TO DO:
Scan the records for "Documents" and copy each line that contains it.

[Page and application data records]
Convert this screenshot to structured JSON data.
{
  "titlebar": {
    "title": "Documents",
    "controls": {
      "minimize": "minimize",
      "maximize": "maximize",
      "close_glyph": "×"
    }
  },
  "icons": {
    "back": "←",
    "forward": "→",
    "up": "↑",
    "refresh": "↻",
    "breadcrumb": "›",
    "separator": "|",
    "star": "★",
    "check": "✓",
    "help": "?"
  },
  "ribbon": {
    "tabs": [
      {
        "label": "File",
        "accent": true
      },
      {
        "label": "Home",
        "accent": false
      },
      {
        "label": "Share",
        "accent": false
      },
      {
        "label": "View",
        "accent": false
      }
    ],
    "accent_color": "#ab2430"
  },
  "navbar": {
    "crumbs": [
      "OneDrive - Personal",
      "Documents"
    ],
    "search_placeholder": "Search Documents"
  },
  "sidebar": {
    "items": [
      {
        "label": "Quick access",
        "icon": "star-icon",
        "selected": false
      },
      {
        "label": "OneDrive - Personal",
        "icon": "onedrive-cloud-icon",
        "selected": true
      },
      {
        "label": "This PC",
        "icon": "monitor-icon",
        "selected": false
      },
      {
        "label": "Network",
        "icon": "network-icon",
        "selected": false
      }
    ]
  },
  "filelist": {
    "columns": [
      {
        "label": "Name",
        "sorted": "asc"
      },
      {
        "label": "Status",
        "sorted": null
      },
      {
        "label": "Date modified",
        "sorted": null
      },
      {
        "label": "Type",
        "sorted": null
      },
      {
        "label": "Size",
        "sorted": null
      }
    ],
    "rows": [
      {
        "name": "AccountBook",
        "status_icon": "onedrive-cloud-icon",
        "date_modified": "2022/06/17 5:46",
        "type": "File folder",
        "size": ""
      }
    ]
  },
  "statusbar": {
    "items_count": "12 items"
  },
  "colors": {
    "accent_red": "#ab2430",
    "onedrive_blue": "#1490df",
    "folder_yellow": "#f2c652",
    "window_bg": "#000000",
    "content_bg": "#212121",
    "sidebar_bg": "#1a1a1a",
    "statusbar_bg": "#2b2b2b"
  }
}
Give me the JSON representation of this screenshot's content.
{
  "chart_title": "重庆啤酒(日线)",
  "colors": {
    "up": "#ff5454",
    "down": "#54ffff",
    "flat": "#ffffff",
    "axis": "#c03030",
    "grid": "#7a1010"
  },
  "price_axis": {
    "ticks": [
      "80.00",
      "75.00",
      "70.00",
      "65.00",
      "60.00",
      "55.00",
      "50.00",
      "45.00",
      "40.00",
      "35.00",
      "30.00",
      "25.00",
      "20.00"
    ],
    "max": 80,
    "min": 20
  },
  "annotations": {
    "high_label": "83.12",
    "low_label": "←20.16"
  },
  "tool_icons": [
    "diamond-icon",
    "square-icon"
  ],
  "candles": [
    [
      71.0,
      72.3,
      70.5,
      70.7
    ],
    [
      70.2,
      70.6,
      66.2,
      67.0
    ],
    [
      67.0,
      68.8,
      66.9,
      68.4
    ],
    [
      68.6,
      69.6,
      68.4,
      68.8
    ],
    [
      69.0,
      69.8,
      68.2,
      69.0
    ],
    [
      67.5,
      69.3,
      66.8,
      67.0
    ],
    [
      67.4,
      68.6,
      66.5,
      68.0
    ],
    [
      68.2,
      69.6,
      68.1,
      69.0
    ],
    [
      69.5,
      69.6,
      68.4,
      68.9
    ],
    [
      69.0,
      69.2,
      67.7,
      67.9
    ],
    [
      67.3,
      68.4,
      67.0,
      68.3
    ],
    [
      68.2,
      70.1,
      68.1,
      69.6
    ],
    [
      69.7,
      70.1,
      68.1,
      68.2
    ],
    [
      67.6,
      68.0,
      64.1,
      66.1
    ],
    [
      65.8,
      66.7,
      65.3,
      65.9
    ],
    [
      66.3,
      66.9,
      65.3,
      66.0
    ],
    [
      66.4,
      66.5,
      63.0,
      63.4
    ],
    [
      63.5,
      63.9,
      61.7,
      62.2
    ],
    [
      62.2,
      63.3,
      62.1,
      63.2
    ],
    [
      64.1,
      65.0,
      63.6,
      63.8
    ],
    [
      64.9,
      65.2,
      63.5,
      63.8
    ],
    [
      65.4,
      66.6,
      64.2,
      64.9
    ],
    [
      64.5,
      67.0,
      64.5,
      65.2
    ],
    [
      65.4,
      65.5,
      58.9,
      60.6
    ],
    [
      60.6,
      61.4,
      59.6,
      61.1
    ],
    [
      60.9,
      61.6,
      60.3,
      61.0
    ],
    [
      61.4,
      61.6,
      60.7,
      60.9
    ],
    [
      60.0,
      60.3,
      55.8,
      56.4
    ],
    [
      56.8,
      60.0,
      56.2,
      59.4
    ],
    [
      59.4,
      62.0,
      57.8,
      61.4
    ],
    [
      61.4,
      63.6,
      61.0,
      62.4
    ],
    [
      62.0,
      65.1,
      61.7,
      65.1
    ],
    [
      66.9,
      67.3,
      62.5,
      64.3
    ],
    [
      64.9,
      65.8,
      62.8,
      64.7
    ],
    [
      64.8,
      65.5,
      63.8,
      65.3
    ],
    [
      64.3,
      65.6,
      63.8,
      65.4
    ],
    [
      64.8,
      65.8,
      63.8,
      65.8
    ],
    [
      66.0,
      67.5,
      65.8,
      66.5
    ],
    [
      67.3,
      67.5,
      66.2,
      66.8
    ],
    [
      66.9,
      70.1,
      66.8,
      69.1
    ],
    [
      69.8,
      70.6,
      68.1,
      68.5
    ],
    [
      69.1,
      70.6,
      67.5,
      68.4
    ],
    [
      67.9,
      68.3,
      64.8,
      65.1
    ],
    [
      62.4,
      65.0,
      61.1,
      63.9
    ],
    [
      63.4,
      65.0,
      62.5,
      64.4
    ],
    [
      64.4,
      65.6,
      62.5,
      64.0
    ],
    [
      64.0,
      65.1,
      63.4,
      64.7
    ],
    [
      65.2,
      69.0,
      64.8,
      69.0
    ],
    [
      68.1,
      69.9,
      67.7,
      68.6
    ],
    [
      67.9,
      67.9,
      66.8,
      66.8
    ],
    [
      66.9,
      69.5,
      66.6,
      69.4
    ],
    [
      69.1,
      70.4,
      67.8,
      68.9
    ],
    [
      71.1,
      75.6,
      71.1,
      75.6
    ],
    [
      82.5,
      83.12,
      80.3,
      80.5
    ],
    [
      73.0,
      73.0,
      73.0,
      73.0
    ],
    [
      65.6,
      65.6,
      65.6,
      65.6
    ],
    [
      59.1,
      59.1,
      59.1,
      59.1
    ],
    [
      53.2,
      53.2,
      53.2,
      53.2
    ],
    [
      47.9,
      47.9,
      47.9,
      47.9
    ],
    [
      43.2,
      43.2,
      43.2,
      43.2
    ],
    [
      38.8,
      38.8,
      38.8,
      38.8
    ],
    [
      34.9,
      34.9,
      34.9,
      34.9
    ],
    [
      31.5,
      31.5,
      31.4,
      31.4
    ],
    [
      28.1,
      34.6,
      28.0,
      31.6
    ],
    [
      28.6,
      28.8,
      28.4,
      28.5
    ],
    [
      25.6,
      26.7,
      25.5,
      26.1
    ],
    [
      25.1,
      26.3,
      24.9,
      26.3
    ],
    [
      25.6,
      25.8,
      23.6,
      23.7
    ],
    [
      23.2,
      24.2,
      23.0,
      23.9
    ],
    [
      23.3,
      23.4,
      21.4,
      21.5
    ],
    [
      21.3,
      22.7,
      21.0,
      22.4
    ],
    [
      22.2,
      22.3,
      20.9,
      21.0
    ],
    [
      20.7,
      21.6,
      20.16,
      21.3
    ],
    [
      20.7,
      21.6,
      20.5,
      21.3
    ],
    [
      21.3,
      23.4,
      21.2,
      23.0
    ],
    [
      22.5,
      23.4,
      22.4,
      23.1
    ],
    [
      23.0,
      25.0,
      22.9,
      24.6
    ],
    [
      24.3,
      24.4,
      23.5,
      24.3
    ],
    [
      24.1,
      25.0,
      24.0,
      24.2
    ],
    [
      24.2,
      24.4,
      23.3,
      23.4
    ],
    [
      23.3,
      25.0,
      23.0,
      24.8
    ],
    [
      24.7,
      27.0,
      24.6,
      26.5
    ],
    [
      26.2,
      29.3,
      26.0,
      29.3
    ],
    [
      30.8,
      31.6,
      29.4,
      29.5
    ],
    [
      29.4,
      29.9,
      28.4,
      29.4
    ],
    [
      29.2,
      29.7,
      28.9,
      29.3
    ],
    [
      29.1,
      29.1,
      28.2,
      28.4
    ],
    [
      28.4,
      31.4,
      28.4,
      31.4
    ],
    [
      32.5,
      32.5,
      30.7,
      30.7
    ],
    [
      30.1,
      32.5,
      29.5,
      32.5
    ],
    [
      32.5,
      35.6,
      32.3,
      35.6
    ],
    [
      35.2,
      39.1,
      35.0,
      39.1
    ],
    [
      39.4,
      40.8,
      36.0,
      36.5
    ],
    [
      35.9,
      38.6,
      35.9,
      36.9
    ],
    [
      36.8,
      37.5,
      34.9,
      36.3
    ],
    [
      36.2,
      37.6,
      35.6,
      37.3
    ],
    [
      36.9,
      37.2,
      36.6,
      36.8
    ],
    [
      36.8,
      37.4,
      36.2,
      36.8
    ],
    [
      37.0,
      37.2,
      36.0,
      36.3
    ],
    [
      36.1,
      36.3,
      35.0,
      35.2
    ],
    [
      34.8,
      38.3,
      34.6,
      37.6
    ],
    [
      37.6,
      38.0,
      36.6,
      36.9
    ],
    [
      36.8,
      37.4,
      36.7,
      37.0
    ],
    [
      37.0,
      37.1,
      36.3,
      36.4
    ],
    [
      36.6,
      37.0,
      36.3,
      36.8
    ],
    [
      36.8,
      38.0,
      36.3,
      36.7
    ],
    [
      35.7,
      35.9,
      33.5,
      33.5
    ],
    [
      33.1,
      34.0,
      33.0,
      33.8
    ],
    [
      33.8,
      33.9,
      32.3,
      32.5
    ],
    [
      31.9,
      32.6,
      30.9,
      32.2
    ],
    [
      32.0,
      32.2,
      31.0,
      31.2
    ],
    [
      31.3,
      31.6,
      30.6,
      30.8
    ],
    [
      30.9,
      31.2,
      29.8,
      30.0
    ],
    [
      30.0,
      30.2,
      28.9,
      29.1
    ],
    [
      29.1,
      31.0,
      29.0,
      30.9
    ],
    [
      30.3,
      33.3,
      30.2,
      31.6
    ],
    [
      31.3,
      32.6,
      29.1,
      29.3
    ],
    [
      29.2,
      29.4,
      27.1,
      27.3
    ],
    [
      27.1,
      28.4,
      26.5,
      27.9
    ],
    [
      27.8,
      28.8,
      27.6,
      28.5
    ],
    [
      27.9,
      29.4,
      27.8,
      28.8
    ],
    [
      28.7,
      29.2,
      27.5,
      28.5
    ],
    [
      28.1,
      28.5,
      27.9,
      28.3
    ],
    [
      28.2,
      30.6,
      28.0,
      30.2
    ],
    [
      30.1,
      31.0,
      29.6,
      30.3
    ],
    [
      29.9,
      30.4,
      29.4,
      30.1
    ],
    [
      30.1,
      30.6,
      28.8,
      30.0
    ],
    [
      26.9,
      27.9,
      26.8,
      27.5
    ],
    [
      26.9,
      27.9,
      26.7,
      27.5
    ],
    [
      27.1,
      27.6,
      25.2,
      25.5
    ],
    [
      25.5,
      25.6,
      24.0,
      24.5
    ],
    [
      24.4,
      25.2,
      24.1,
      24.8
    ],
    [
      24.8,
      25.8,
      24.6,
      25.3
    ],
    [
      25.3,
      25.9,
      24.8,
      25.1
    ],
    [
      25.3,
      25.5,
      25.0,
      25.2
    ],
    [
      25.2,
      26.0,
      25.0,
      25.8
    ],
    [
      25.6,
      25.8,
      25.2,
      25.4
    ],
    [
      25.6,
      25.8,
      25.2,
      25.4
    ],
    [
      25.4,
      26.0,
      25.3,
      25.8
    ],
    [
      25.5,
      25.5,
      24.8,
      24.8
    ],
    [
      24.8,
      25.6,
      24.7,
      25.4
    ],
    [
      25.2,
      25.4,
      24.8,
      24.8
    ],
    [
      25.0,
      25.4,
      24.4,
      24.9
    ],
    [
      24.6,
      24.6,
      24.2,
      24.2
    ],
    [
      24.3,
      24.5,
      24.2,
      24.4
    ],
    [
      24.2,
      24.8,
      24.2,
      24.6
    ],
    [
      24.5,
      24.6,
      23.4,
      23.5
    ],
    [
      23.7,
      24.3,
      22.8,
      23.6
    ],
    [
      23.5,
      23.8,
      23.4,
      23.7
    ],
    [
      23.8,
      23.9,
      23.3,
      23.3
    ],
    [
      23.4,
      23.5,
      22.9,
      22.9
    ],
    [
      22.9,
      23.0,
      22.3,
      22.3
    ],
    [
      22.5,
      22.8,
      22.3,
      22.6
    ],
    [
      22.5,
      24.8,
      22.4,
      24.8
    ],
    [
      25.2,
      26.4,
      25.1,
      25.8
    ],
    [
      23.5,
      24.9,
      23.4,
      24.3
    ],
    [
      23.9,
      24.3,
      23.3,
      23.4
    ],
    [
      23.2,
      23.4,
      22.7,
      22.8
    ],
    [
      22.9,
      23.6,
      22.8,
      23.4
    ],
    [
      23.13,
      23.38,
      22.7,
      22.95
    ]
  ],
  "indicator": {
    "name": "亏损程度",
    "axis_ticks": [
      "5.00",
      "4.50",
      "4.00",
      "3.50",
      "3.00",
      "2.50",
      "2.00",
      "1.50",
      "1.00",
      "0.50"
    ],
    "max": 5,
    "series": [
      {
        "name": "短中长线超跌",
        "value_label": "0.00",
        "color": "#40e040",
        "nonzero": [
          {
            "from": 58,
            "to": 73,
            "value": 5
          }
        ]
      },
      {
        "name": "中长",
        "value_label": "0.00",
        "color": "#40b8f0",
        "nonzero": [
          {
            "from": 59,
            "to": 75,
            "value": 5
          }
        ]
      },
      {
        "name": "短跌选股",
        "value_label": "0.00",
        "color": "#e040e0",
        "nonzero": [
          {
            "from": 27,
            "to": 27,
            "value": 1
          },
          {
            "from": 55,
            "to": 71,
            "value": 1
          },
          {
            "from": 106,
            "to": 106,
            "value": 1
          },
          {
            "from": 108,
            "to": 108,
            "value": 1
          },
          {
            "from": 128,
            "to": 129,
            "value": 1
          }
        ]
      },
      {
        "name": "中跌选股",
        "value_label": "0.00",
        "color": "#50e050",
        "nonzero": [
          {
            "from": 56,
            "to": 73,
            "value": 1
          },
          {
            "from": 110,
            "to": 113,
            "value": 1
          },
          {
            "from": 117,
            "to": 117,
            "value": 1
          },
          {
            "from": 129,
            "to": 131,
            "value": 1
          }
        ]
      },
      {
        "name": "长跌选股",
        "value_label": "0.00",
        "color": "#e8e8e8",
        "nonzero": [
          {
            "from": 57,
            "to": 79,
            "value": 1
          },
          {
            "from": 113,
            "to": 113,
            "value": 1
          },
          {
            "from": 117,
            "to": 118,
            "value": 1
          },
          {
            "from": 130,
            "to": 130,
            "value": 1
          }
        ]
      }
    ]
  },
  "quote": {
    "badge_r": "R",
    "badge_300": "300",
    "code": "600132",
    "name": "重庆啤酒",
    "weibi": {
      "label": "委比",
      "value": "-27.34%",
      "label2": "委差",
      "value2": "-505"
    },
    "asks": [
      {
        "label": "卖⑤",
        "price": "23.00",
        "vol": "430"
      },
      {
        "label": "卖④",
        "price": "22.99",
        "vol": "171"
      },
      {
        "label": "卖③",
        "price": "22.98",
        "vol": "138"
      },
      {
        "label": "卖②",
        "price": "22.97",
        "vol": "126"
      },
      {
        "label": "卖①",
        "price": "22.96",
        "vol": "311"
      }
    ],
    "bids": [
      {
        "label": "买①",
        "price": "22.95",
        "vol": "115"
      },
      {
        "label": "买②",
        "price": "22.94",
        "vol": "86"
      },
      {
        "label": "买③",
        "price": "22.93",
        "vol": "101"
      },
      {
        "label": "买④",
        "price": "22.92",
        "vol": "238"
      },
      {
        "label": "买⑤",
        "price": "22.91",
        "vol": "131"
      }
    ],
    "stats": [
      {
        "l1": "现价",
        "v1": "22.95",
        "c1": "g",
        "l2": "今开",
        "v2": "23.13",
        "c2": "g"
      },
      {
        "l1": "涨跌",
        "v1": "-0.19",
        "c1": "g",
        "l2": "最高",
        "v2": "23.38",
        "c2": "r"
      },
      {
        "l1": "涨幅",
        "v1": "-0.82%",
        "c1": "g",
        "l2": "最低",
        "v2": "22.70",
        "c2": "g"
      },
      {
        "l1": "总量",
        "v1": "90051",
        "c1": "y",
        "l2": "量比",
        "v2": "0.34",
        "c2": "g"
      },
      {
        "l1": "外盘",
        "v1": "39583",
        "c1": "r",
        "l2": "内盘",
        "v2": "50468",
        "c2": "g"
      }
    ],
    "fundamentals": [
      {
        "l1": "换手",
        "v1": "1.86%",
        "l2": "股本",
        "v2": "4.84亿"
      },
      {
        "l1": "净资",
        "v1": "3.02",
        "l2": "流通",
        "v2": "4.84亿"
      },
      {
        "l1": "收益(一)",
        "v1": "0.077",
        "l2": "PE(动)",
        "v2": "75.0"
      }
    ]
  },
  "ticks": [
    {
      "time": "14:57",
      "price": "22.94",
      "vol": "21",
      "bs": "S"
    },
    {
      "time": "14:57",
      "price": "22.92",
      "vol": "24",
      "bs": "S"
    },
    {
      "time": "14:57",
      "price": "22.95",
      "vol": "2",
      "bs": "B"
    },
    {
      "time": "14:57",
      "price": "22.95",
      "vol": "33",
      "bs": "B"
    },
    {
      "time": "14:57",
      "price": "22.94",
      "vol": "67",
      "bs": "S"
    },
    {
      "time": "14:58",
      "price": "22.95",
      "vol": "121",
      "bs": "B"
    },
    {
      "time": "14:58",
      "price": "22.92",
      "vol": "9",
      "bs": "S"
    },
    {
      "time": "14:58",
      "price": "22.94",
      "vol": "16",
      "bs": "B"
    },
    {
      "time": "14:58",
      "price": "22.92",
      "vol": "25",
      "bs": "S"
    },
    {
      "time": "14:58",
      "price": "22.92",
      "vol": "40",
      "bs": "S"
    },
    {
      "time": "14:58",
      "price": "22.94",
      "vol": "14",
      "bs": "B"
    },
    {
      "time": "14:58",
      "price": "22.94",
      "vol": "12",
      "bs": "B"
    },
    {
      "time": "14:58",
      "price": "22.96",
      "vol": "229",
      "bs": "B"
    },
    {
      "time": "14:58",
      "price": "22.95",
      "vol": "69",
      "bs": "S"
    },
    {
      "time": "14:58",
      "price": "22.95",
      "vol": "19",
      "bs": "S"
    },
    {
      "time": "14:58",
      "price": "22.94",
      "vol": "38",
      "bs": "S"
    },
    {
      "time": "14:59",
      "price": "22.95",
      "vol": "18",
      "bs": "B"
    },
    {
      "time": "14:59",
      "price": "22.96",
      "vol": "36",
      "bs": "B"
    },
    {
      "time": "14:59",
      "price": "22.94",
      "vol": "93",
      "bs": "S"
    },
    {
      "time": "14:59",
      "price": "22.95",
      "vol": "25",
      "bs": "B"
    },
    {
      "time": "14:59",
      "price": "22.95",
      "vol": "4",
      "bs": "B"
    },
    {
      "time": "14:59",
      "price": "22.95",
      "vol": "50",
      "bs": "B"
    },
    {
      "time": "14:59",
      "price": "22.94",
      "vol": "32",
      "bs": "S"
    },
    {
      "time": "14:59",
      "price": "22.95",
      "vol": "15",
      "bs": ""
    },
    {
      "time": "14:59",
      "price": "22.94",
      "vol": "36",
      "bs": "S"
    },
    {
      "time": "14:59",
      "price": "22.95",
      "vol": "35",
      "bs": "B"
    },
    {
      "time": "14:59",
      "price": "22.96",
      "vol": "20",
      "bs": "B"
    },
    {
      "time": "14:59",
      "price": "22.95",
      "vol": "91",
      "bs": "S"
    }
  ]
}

SOLUTION FOR THIS EXERCISE:
    "title": "Documents",
      "Documents"
    "search_placeholder": "Search Documents"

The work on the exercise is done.